  • Rooting reflex – when the cheek is brushed or stroked, the infant will turn his head towards the stimulus. This reflex helps infant to locate milk source and grasp a nipple. It begins since birth and is inhibited by the age of four months.

  • Suck-swallow reflex – these reflexes are initiated when the lips or area around the mouth are touched. Suckling and sucking movements begin. Tongue pushes the milk to the back of the mouth to be swallowed. These reflexes begin since birth and are inhibited by the age of four months.

  • Tongue-thrust reflex – tongue moves out the mouth when it is touched. This reflex is present  since birth and will last for four to six months. It helps in breastfeeding to bottle feeding transition.

  • Gag reflex – Infant will gag when any object is placed way back in the mouth. This reflex helps protect infant from swallowing any objects that could lead to choking. Due to the presence of this reflex, food consistencies other than liquids are only introduced when the infant is four or six months old. This reflex is usually inhibited by the age of four months.

The able below shows typical development of feeding skills from birth till 12 months old.

Age

Reflexes and mouth movements

Feeding skill

0 to 5 months

  • Suck/ swallow reflex

  • Tongue-thrust reflex

  • Rooting reflex

  • Gag reflex

  • Able to swallow liquids

  • Able to coordinate suck-swallow-breath pattern during feeding

  • Tongue moves forward and backward for sucking

4 to 6 months

  • Up and down chewing movements

  • Able to move food from front to back of tongue to be swallowed.

  • Tongue-thrust and rooting reflexes start to inhibit.
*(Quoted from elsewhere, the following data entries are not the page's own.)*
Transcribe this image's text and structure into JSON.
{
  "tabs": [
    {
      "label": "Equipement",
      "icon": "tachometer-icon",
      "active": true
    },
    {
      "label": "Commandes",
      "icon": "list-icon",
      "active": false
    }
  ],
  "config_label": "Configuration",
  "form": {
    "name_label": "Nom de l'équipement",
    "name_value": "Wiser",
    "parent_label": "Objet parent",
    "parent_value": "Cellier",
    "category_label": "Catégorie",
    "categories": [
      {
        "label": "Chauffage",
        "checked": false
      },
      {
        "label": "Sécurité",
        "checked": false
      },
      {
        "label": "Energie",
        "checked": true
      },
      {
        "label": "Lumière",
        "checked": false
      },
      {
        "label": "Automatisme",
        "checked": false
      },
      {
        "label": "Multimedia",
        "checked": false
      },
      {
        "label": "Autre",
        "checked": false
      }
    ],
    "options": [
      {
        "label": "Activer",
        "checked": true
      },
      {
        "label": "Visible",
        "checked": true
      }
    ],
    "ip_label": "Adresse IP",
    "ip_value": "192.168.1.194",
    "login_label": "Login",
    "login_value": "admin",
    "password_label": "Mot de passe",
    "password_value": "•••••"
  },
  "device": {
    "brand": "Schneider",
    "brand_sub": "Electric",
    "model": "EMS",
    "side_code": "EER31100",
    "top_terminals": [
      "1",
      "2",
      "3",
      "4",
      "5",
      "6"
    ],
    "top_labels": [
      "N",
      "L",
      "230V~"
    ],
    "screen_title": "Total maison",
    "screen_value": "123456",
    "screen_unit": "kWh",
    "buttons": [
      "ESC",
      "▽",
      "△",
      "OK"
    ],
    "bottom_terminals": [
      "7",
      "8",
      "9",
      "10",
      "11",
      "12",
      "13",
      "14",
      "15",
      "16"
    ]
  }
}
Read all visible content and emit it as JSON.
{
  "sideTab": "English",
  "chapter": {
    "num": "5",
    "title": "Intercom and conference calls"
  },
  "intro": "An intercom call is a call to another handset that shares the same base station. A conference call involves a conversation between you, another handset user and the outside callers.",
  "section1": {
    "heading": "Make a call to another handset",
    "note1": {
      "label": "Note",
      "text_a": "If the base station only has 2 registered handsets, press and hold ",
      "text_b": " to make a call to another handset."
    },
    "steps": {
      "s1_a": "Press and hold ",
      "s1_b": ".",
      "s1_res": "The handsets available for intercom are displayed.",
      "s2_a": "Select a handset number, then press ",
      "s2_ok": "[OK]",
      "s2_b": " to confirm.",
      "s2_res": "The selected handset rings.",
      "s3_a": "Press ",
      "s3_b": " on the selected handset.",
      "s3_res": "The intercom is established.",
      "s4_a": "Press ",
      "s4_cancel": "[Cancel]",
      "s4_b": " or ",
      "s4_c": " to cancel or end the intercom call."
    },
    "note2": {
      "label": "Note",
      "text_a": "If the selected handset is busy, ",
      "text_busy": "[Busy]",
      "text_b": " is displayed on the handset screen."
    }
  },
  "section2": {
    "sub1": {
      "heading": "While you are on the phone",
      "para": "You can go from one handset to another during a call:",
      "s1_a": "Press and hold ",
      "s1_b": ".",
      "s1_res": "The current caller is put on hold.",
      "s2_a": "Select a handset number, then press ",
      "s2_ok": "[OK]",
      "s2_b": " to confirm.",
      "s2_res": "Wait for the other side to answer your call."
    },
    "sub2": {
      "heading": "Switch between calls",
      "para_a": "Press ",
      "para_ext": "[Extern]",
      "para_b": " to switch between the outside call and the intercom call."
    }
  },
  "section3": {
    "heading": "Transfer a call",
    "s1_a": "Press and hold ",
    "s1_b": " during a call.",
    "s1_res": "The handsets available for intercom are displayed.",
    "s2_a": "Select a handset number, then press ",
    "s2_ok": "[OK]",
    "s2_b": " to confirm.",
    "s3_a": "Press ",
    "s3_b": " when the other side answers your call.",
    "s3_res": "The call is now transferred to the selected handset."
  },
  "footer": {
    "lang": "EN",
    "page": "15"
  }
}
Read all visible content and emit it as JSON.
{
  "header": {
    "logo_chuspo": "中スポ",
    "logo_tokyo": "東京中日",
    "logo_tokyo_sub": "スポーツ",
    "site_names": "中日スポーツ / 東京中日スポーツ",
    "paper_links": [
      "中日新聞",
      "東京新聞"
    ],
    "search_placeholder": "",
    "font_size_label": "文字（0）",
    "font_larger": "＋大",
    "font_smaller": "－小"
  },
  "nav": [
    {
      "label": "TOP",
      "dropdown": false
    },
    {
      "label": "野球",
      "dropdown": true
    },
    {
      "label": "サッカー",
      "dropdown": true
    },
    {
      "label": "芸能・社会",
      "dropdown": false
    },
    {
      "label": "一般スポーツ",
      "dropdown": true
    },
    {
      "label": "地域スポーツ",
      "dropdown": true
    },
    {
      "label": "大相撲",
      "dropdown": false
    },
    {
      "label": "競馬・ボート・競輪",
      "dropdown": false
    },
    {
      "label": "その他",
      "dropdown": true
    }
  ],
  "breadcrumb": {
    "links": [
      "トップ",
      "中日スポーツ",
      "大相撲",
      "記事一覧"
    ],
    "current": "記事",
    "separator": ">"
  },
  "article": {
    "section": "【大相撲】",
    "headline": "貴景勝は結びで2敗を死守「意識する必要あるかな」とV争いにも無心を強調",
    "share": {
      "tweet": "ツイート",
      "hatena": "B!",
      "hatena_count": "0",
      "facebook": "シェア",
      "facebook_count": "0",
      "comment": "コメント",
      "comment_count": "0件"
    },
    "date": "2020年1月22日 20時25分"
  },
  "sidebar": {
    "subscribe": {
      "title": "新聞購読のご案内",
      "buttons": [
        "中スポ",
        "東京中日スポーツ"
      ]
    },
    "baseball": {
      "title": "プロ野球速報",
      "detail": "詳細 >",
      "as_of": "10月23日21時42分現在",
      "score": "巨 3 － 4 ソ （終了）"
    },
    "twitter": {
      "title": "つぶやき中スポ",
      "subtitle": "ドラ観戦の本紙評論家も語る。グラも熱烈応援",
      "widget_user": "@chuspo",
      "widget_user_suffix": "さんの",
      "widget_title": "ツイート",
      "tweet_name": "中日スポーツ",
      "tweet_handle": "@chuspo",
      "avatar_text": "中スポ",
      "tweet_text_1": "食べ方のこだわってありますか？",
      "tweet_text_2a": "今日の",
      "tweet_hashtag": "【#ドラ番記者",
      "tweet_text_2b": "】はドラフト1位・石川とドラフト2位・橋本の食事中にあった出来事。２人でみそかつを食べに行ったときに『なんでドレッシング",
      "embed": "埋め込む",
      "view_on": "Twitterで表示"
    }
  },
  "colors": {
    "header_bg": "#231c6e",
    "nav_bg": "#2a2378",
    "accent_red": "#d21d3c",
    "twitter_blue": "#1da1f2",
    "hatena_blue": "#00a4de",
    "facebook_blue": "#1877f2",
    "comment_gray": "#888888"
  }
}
  • Able to accept and swallow puree consistency without choking.

  • Start drinking from cup with help.

5 to 9 months

  • Begin to control food in mouth

  • Move food to between jaws for chewing

  • Begins to accept mashed food

  • Eating from spoon

  • Drinking from cup without help

  • Begins to feed self with hands

8 to 11 months

  • Moves food from side to side in mouth

  • Begins to use jaws and tongue to mash food

  • Rotary chewing pattern begins

  • Begins to eat ground, finely chopped and soft food

  • Prefers to use hands to feed self and begins to use spoon

10 to 12 months

  • Rotary chewing improves

  • Begins to eat chopped and soft cooked food

  • Feed self by spoon with help

  • Bites and munch a variety of textures

Infant should follow the normal feeding development as stated in the table above. Age-appropriate feeding development helps infant ingest food and liquid safely. If feeding development is not age appropriate, infant may have feeding difficulties.

Feeding difficulties

An infant may demonstrate feeding difficulties when he is unable to suck, gather, munch and swallow milk or food in the mouth. Symptoms of feeding difficulties are as below:

  • frequent choking or coughing during or after feeding

  • difficulty to suck and swallow milk and food

  • breathing difficulty during feeding

  • drooling of saliva or milk during feeding

  • takes a longer period of time to finish milk and food

  • voice changes after feeding

  • frequent milk or food refusal and vomiting

  • weight loss or delay in development

Infants at high risk of having feeding difficulties

Some of infants who are at high risk of having feeding difficulties are as below:

  • Abnormality of oral structures, respiratory and swallowing tracts. Example: cleft lip and palate, Pierre Robin Syndrome.

  • Global developmental delay

  • Neurological problems (Cerebral Palsy, Down’s Syndrome)

  • Behavioural issues (picky eater)

  • Complex medical problems (congenital heart disease, lungs and liver)

  • Gastrointestinal tract problems (tracheoesophageal fistula)

Frequent choking on milk is an indicator of feeding difficulties in infants. Parents should pay attention and always look out for any symptoms of feeding difficulties during feeding especially for those who are in the high risk.

References

1. Morris, S.E., & Klein, M.D. (2000). Pre-feeding Skills (2nd Ed.). Unites States: Therapy Skill Builders.

2. Hall, K.D. (2001). Peadiatric Dysphagia: Resource Guide. Canada: Singular.

3. Leonberg, B. Infant Nutrition And Feeding. Retrieved from http://www.nal.usda.gov/wicworks/Topics/FG/CompleteIFG.pdf

Last Reviewed : 08 Oktober 2014
Writer / Translator : Rozila bt. Sumardi
Accreditor : Yong Ennie